In the landscape of modern agriculture and food production, genetically modified foods have become a significant and sometimes controversial presence. Understanding the types of genetically modified (GM) foods available and the regulatory frameworks governing them is key to comprehending the current state and future trajectory of food technology.
Overview of Genetically Modified Foods:
Types of GM Foods:
GM Crops: The most prevalent GM foods are crops like corn, soybeans, canola, and cotton. These crops are often modified for herbicide tolerance, allowing farmers to use weedkillers without damaging the crop. Another common modification is insect resistance, achieved by incorporating genes from the bacterium Bacillus thuringiensis (Bt) that produce a toxin harmful to specific pests.
GM Fruits and Vegetables: Modifications in fruits and vegetables are generally aimed at improving shelf life, nutritional content, and resistance to diseases. For instance, the Flavr Savr tomato was one of the first GM foods marketed for its delayed ripening traits.
GM Animals: While less common, genetically modified animals are also part of the landscape. The AquAdvantage salmon, engineered to grow faster than its non-GM counterpart, is a notable example.
Recent Innovations: Recent advancements include ‘Golden Rice’, genetically modified to produce beta-carotene, a precursor of vitamin A, to address vitamin A deficiency in certain populations. Similarly, efforts are underway to develop crops that can withstand environmental stressors like drought or salinity.
Regulatory Status and Approaches:
Global Perspectives on GMOs:
The regulation of GM foods varies significantly across countries, reflecting diverse public opinions and policy approaches.

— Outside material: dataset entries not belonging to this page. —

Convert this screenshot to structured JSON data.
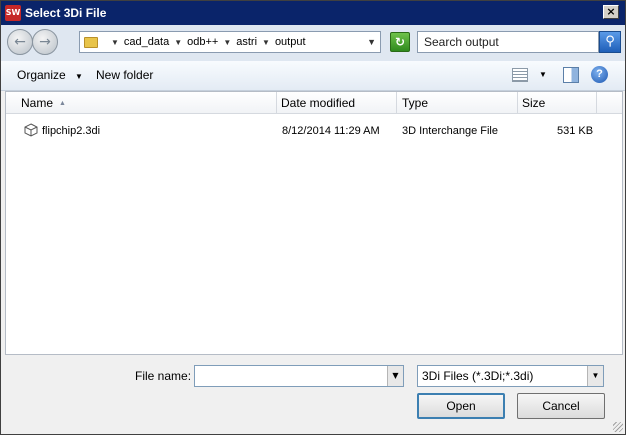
{
  "window": {
    "title": "Select 3Di File",
    "app_icon": "app-logo-icon",
    "close_glyph": "×"
  },
  "address": {
    "breadcrumb": [
      "cad_data",
      "odb++",
      "astri",
      "output"
    ],
    "search_placeholder": "Search output"
  },
  "toolbar": {
    "organize_label": "Organize",
    "new_folder_label": "New folder"
  },
  "columns": {
    "name": "Name",
    "date_modified": "Date modified",
    "type": "Type",
    "size": "Size"
  },
  "files": [
    {
      "name": "flipchip2.3di",
      "date_modified": "8/12/2014 11:29 AM",
      "type": "3D Interchange File",
      "size": "531 KB",
      "icon": "cube-icon"
    }
  ],
  "footer": {
    "file_name_label": "File name:",
    "file_name_value": "",
    "filter_value": "3Di Files (*.3Di;*.3di)",
    "open_label": "Open",
    "cancel_label": "Cancel"
  },
  "colors": {
    "title_bar": "#0a246a",
    "address_bar_bg": "#dfe7f1",
    "open_button_border": "#3c7fb1"
  }
}
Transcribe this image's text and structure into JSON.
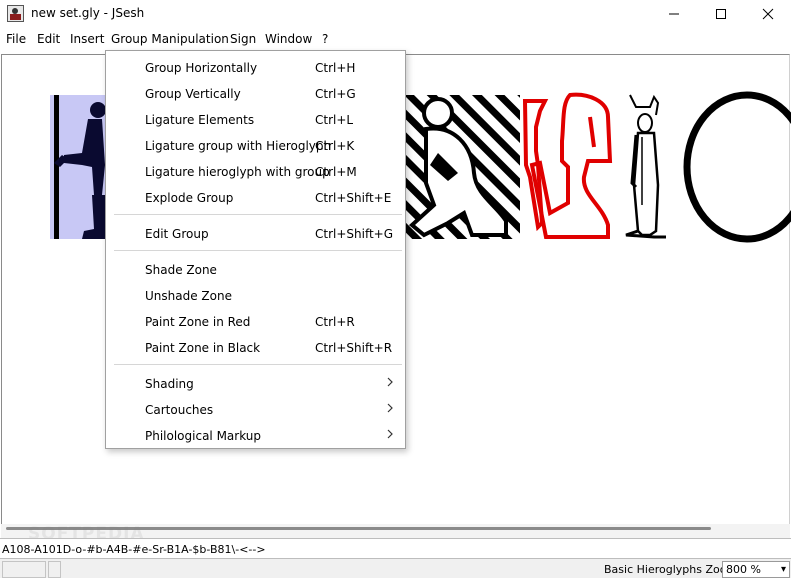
{
  "window": {
    "title": "new set.gly - JSesh"
  },
  "menubar": {
    "items": [
      {
        "label": "File"
      },
      {
        "label": "Edit"
      },
      {
        "label": "Insert"
      },
      {
        "label": "Group Manipulation"
      },
      {
        "label": "Sign"
      },
      {
        "label": "Window"
      },
      {
        "label": "?"
      }
    ]
  },
  "dropdown": {
    "groups": [
      [
        {
          "label": "Group Horizontally",
          "shortcut": "Ctrl+H"
        },
        {
          "label": "Group Vertically",
          "shortcut": "Ctrl+G"
        },
        {
          "label": "Ligature Elements",
          "shortcut": "Ctrl+L"
        },
        {
          "label": "Ligature group with Hieroglyph",
          "shortcut": "Ctrl+K"
        },
        {
          "label": "Ligature hieroglyph with group",
          "shortcut": "Ctrl+M"
        },
        {
          "label": "Explode Group",
          "shortcut": "Ctrl+Shift+E"
        }
      ],
      [
        {
          "label": "Edit Group",
          "shortcut": "Ctrl+Shift+G"
        }
      ],
      [
        {
          "label": "Shade Zone",
          "shortcut": ""
        },
        {
          "label": "Unshade Zone",
          "shortcut": ""
        },
        {
          "label": "Paint Zone in Red",
          "shortcut": "Ctrl+R"
        },
        {
          "label": "Paint Zone in Black",
          "shortcut": "Ctrl+Shift+R"
        }
      ],
      [
        {
          "label": "Shading",
          "submenu": true
        },
        {
          "label": "Cartouches",
          "submenu": true
        },
        {
          "label": "Philological Markup",
          "submenu": true
        }
      ]
    ]
  },
  "codeline": {
    "value": "A108-A101D-o-#b-A4B-#e-Sr-B1A-$b-B81\\-<-->"
  },
  "statusbar": {
    "font_label": "Basic Hieroglyphs Zoom",
    "zoom": "800 %"
  },
  "watermark": "SOFTPEDIA",
  "colors": {
    "selection": "#c8c8f5",
    "red_glyph": "#e00000",
    "black": "#000000"
  }
}
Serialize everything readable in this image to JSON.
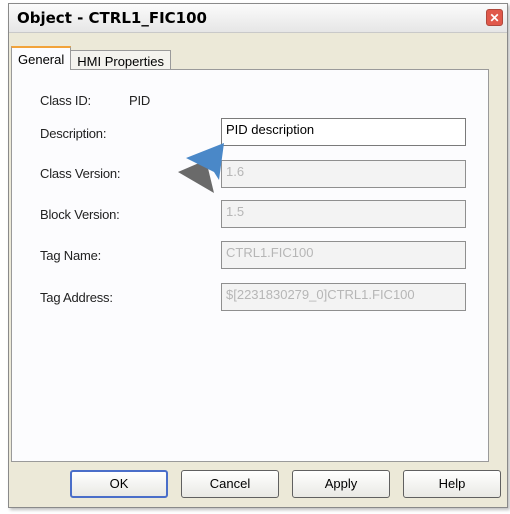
{
  "window": {
    "title": "Object - CTRL1_FIC100",
    "close_glyph": "✕"
  },
  "tabs": [
    {
      "label": "General",
      "active": true
    },
    {
      "label": "HMI Properties",
      "active": false
    }
  ],
  "fields": {
    "class_id_label": "Class ID:",
    "class_id_value": "PID",
    "description_label": "Description:",
    "description_value": "PID description",
    "class_version_label": "Class Version:",
    "class_version_value": "1.6",
    "block_version_label": "Block Version:",
    "block_version_value": "1.5",
    "tag_name_label": "Tag Name:",
    "tag_name_value": "CTRL1.FIC100",
    "tag_address_label": "Tag Address:",
    "tag_address_value": "$[2231830279_0]CTRL1.FIC100"
  },
  "buttons": {
    "ok": "OK",
    "cancel": "Cancel",
    "apply": "Apply",
    "help": "Help"
  },
  "colors": {
    "pointer_arrow": "#4a88c8",
    "default_button_border": "#4a6ec9"
  }
}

United States: In the U.S., GM foods are regulated by the FDA, USDA, and EPA. The regulatory framework focuses on the product rather than the process, meaning that GM foods are assessed based on their characteristics rather than their method of production. Generally, GM foods do not require special labeling unless their nutritional properties differ significantly from their non-GM counterparts.
European Union: The EU adopts a more cautious approach, requiring rigorous safety assessments by the European Food Safety Authority. GM foods must be authorized before entering the market and are subject to stringent labeling requirements.
Other Countries: Nations like Japan and Australia also have strict labeling laws, while some countries, such as Russia and Peru, have bans or restrictions on the cultivation and import of GM foods.
Debate Over Labeling and Transparency:
The issue of labeling GM foods is a focal point of debate. Advocates for mandatory labeling argue for consumer rights to know and choose, while opponents cite the scientific consensus on the safety of approved GM foods and the potential for labels to mislead consumers.
This debate extends to newer genetic editing techniques like CRISPR/Cas9, with discussions ongoing about whether foods derived from these methods should be classified and regulated as GM foods.
The current state of genetically modified foods reflects a complex interplay of technological advancement, regulatory policies, and public perception. While the market continues to see a diverse array of GM foods, regulatory stances vary widely, underscoring the global divergence in acceptance and approach to these foods. As biotechnological innovations advance, regulatory frameworks and public dialogues will need to evolve, balancing the benefits of genetic modification with ethical considerations and consumer rights. The future of GM foods will likely continue to be a dynamic and debated aspect of global food security and agricultural policy.